Some people say that all well executed adventures begin with a PLAN: for most that involves weeks, often months of planning, preparation and organization. For most surfers, the same adventure whether well executed or not, begins with a swell and this means pre-organization and pre-preparation is a crucial part of the entire process. Being in the northern hemisphere surf zone, having a week notice for winter swell is a luxury, typically 3-5 days is the norm: in this case Monday was the call, Wednesday was the departure.
On the road
Traveling south of the US border is an adventure of it’s own, no matter what the destination is. While avoiding night driving only reduces a portion of the risk associated with narrow roads filled with very large trucks, the abundance of blind turns and blown out guard rails on steep mountain curves are a sobering sign of what has happened and could happen at any moment. Traveling deep into Central Baja gives you plenty of time to talk about trips past and present, analyzing all possibilities of wind, tide, swell, crowds, military checkpoints, drunk drivers…beer, food and ice supplies. One thing remains the same, the desert will always be as beautiful as it is dangerous, no matter if this is your first, second or twentieth trip: needless to say, common sense, a little respect and patience are just as important as a good variety of surfboards.
Our vans travel to Baja!
Desert point breaks are a good thing! When the nearest town is a gas tank away, this usually means less people, but it also means you are basically on your own: if you need it, you bring it – if you need help, you are on your own. There are always basics that need to be included to make camp: water, food and shelter – the rest are extras that make life in the middle of nowhere just a bit more tolerable and every trip, that list grows.
Yes, it happens, sometimes you have the spot all to yourselves and this can be a good thing, depending on your point of view, the surf(or lack of), the whole sharing is caring thing but in this case, the destination was not completely off the map and depending on the time of year, the lineup could look like any neighborhood break in suburbia, packed and frustrating.

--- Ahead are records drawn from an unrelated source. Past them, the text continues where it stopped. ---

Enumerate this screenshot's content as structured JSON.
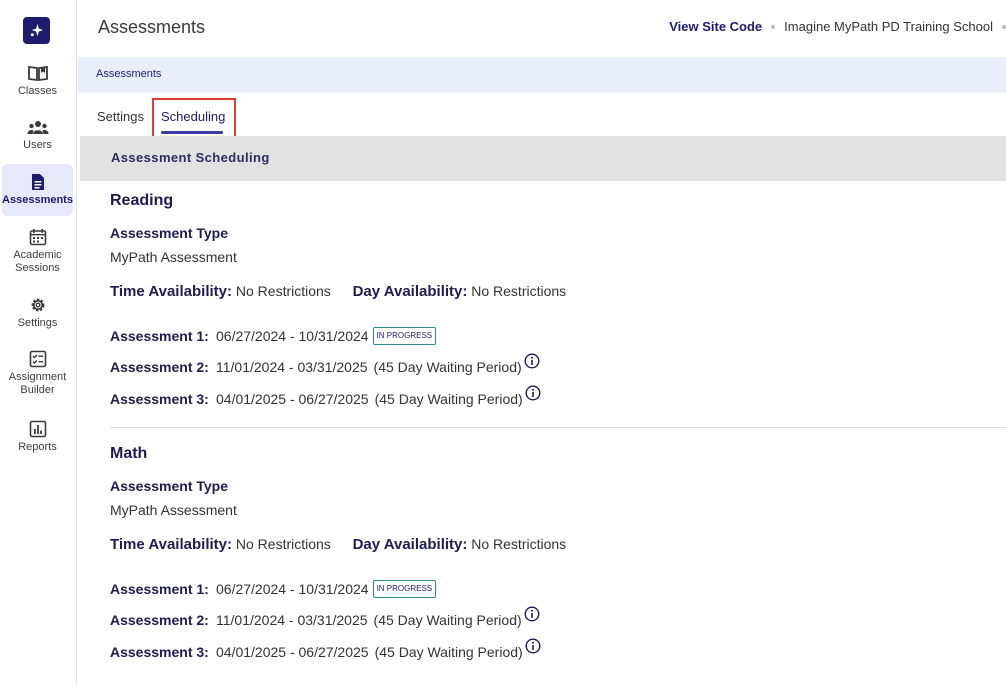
{
  "sidebar": {
    "logo": "sparkle-logo",
    "items": [
      {
        "label": "Classes",
        "icon": "book-icon"
      },
      {
        "label": "Users",
        "icon": "users-icon"
      },
      {
        "label": "Assessments",
        "icon": "document-icon"
      },
      {
        "label": "Academic Sessions",
        "icon": "calendar-icon"
      },
      {
        "label": "Settings",
        "icon": "gear-icon"
      },
      {
        "label": "Assignment Builder",
        "icon": "checklist-icon"
      },
      {
        "label": "Reports",
        "icon": "bar-chart-icon"
      }
    ]
  },
  "header": {
    "title": "Assessments",
    "site_code_link": "View Site Code",
    "school_name": "Imagine MyPath PD Training School"
  },
  "breadcrumb": "Assessments",
  "tabs": [
    {
      "label": "Settings",
      "active": false
    },
    {
      "label": "Scheduling",
      "active": true
    }
  ],
  "section_title": "Assessment Scheduling",
  "subjects": [
    {
      "name": "Reading",
      "type_label": "Assessment Type",
      "type_value": "MyPath Assessment",
      "time_label": "Time Availability:",
      "time_value": "No Restrictions",
      "day_label": "Day Availability:",
      "day_value": "No Restrictions",
      "assessments": [
        {
          "label": "Assessment 1:",
          "dates": "06/27/2024 - 10/31/2024",
          "status": "IN PROGRESS"
        },
        {
          "label": "Assessment 2:",
          "dates": "11/01/2024 - 03/31/2025",
          "note": "(45 Day Waiting Period)"
        },
        {
          "label": "Assessment 3:",
          "dates": "04/01/2025 - 06/27/2025",
          "note": "(45 Day Waiting Period)"
        }
      ]
    },
    {
      "name": "Math",
      "type_label": "Assessment Type",
      "type_value": "MyPath Assessment",
      "time_label": "Time Availability:",
      "time_value": "No Restrictions",
      "day_label": "Day Availability:",
      "day_value": "No Restrictions",
      "assessments": [
        {
          "label": "Assessment 1:",
          "dates": "06/27/2024 - 10/31/2024",
          "status": "IN PROGRESS"
        },
        {
          "label": "Assessment 2:",
          "dates": "11/01/2024 - 03/31/2025",
          "note": "(45 Day Waiting Period)"
        },
        {
          "label": "Assessment 3:",
          "dates": "04/01/2025 - 06/27/2025",
          "note": "(45 Day Waiting Period)"
        }
      ]
    }
  ],
  "colors": {
    "brand": "#1f1c6e",
    "active_nav_bg": "#e7e9fb",
    "breadcrumb_bg": "#e9eefa",
    "section_header_bg": "#e2e2e2",
    "highlight": "#e53935"
  }
}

As it was, we picked an off season swell and found only a hand full of surfers, all there for the same reason…good surf, good vibes, good stories.
All swells are different…direction, size, period, clean or disorganized, etc., and we knew that there was swell in the water, that the tides would be good. We also knew that there would be some strong winds and even though the breaks are somewhat wind protected, you always want it to be perfect. The swell did come in, as well as the winds and although the swell peaked on the wrong tide, there was more than enough “that one was worth the trip” waves to make the trip, well….worth it!
The rule in Baja, expect the unexpected and the more you prepare for what will come, the less frustration it is in the end. This trip was somewhat uneventful but not with out some stories: pulling half a screwdriver out of a flat tire, not so bad…having two dirt bikes practically fall off a joe-hauler on the night ride in, finding out they were DOA in the morning, along with a busted back window, a bit more dramatic.
For a photographer, a bag of new equipment on a trip is like traveling with a new quiver of boards, the anticipation of working with new glass, a new body and the unique natural lighting of the desert is a good thing. Only time behind the lens, just like feet in the wax on long point break waves, lets you know if the time and investment paid off. I’ll be honest, I made the film to digital switch a long time ago but the time between then and now was a bit long…but as they say, “better late then never”. What I will say is that I made the right choice. and the combination of an amazing full frame sensor along with the most amazing natural lighting, day and night, guaranteed at least a few keepers.
Back on the road
Packing up after days of surf, sun and beers is always bitter sweet! Finding out just how much the sand, dust and dirt seems to penetrate their way into every crack and crevice of vehicle and personal items is only the beginning of the return north, finding that last 6 pack of cold beer is the bonus. Like most trips, the danger lies in transit, the unknown of what lies around the next corner, the fine line of control in an notoriously uncontrollable landscape…but driving away from a fading swell seems to make it a bit easier every time.
Anytime you travel outside of your comfort zone, an adventure awaits, turning negatives into positives insures a memorable experience. Traveling with a Baja experienced pilot – well tested vehicles and equipment, seems to help out a little too.